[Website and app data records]
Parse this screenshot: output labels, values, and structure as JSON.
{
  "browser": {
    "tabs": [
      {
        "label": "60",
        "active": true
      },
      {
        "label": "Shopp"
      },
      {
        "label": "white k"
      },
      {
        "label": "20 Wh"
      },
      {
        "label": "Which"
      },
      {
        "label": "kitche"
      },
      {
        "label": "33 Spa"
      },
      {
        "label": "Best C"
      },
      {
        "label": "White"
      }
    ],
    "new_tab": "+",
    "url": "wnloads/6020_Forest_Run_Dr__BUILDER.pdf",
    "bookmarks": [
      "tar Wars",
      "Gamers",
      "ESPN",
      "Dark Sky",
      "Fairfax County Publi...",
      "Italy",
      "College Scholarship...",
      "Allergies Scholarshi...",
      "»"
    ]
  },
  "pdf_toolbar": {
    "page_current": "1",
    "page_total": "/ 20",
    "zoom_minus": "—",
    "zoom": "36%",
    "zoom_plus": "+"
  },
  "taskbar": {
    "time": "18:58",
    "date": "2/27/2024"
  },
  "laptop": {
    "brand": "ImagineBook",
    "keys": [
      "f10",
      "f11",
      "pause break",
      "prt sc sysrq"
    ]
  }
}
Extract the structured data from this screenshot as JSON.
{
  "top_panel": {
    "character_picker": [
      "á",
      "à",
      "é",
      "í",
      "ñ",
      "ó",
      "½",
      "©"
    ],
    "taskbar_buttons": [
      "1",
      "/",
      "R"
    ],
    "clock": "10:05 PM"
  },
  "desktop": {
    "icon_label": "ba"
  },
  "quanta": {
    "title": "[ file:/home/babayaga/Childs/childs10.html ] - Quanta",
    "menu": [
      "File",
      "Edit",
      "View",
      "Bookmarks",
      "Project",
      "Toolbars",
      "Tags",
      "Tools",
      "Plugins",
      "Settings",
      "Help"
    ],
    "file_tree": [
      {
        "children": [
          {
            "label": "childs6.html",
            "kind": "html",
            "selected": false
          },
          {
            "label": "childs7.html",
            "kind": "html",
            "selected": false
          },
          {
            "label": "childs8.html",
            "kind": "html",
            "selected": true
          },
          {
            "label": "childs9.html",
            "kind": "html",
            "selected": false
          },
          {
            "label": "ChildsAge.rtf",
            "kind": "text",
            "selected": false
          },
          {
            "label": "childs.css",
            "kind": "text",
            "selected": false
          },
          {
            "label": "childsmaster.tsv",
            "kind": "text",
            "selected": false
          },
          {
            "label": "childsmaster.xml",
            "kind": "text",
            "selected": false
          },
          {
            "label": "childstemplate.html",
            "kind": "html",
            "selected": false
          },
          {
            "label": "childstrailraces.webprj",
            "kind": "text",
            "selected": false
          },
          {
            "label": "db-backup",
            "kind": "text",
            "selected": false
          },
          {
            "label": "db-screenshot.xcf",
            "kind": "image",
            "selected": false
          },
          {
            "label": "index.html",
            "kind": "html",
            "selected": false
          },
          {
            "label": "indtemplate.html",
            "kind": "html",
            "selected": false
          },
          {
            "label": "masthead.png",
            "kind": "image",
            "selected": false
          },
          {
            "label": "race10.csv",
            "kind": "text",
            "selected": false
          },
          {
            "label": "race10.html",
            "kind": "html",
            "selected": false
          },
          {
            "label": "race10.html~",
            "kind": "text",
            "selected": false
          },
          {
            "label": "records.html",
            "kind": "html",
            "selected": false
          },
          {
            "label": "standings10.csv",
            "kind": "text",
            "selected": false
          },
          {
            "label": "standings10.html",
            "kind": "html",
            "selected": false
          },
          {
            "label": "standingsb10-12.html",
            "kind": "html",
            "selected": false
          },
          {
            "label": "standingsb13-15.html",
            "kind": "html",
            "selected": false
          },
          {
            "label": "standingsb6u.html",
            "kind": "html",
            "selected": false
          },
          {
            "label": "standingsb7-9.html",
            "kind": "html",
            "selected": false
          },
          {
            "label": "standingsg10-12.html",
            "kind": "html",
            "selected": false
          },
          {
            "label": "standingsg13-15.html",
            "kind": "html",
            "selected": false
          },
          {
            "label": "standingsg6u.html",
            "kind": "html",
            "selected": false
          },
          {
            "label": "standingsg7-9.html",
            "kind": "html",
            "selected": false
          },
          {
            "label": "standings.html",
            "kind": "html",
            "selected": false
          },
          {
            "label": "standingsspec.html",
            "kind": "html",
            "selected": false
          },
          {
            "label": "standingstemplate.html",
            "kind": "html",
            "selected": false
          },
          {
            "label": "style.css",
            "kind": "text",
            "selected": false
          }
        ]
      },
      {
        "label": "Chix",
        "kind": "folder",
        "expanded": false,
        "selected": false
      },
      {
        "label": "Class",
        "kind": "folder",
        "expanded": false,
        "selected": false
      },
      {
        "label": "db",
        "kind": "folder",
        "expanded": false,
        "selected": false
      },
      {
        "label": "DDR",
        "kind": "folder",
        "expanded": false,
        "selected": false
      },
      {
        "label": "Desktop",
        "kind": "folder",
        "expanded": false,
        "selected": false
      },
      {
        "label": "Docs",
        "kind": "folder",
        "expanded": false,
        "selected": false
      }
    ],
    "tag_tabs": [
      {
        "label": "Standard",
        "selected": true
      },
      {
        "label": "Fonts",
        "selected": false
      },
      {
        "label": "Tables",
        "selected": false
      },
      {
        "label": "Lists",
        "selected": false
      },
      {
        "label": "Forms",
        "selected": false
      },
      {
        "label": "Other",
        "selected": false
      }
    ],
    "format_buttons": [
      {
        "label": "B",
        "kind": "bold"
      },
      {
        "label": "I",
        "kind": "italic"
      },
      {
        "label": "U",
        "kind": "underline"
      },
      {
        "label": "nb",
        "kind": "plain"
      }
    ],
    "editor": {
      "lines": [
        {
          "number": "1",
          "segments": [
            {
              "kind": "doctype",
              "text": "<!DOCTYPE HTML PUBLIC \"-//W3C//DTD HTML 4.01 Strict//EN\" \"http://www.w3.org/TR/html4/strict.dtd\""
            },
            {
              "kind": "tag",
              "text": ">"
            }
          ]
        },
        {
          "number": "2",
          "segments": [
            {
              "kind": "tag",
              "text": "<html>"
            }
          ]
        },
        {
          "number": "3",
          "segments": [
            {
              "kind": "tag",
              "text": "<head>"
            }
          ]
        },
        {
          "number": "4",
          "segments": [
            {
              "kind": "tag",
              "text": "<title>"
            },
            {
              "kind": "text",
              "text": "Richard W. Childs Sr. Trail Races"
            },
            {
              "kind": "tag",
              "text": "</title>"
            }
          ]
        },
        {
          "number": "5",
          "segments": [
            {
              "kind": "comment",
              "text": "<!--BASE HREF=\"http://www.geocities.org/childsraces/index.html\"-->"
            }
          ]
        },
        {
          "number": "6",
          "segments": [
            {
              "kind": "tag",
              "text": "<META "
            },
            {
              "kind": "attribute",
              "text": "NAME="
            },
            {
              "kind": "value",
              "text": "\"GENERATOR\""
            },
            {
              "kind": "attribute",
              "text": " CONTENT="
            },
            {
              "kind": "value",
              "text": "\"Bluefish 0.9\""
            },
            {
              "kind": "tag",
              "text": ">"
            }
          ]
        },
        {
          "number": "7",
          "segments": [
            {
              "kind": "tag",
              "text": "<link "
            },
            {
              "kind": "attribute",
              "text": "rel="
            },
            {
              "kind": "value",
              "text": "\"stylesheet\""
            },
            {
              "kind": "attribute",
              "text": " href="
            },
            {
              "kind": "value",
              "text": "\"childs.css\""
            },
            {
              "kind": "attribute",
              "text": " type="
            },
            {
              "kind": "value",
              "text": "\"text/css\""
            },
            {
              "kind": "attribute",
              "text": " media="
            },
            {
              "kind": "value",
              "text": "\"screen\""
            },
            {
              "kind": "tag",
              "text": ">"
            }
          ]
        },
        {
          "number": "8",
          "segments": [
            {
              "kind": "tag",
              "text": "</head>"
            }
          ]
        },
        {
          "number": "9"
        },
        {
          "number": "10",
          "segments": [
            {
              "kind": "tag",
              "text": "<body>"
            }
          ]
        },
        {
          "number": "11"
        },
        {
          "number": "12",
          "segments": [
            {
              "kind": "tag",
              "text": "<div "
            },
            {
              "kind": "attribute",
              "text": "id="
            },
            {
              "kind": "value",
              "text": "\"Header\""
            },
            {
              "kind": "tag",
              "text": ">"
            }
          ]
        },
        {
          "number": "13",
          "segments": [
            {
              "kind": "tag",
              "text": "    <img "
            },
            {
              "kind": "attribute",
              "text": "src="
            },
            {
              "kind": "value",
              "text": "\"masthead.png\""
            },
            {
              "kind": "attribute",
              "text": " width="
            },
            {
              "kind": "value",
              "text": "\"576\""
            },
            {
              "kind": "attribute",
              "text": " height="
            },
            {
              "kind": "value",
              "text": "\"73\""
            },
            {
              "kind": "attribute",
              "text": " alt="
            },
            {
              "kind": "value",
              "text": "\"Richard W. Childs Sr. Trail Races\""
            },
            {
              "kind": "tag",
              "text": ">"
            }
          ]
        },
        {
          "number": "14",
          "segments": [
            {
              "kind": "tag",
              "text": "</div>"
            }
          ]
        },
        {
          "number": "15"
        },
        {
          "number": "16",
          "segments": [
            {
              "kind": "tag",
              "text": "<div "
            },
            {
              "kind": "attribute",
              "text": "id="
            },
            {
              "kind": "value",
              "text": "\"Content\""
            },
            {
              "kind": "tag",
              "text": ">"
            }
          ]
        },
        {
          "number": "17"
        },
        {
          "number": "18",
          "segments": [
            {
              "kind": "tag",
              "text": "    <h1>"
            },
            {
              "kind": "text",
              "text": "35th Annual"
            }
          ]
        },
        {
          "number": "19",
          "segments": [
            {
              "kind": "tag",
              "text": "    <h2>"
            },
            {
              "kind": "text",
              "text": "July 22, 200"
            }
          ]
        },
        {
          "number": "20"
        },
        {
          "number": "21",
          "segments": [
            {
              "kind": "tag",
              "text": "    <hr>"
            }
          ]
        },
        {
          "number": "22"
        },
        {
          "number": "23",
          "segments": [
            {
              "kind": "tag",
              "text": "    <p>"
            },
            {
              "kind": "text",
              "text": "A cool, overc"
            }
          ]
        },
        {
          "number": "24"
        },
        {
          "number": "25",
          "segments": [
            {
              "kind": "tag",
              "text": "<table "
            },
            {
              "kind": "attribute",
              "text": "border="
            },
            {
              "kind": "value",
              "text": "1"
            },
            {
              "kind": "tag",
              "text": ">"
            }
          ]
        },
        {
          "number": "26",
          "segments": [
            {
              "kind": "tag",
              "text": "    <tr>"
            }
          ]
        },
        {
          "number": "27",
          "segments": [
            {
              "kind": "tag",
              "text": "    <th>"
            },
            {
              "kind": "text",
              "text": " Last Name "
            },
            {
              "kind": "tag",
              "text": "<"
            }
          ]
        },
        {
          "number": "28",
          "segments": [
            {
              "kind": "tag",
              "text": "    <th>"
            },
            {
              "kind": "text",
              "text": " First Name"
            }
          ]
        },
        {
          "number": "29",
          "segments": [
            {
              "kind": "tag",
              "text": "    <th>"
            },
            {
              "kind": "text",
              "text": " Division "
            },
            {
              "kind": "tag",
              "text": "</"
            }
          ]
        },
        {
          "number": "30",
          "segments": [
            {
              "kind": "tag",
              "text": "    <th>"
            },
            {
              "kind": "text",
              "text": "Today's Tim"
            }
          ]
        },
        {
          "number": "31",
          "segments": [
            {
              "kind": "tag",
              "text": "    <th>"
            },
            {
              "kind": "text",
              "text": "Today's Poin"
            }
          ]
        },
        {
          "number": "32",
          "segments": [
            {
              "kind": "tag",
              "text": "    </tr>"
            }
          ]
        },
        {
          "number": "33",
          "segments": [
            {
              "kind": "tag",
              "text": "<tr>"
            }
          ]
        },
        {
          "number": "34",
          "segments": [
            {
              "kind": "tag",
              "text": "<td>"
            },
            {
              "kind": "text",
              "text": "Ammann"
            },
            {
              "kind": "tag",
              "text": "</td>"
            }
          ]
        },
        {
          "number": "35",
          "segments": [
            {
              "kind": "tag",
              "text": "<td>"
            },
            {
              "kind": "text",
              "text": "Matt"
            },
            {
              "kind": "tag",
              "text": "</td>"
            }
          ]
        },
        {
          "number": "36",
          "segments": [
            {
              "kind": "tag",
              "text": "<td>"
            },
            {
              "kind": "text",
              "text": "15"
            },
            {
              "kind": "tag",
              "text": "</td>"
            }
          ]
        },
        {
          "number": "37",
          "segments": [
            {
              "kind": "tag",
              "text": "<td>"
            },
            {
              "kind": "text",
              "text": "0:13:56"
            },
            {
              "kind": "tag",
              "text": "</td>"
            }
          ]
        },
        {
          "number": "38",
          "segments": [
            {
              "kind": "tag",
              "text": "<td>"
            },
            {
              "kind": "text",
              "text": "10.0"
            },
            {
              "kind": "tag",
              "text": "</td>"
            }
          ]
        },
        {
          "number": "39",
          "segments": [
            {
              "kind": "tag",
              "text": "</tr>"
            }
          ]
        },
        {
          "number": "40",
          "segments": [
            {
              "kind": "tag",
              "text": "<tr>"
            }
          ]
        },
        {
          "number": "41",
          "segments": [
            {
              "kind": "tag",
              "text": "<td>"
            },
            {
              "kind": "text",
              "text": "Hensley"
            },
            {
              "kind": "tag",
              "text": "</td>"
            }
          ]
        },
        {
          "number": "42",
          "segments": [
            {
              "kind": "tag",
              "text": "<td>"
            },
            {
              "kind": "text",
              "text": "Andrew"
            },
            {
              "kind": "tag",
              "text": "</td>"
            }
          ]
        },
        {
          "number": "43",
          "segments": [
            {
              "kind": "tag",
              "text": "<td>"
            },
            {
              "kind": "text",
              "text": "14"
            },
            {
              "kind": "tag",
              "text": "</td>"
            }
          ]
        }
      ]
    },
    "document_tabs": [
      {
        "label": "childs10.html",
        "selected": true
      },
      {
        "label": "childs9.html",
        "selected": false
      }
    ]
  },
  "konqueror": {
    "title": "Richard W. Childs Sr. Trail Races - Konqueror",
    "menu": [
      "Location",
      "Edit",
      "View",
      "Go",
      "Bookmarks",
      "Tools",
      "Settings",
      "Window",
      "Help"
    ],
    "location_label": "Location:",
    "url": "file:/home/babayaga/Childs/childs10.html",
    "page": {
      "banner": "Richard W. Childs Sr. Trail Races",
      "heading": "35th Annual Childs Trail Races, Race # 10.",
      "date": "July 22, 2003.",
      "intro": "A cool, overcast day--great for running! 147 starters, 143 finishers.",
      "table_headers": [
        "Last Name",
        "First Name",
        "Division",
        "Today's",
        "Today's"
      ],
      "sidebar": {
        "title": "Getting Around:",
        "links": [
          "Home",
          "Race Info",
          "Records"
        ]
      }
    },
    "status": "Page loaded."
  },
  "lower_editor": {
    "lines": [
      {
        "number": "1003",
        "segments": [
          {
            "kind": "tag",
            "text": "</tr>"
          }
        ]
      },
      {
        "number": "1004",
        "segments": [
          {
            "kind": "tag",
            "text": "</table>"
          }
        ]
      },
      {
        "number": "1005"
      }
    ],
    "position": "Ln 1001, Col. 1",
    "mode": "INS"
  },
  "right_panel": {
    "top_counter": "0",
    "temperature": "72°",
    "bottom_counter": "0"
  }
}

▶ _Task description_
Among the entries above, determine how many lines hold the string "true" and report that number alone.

▶ _Written reply_
4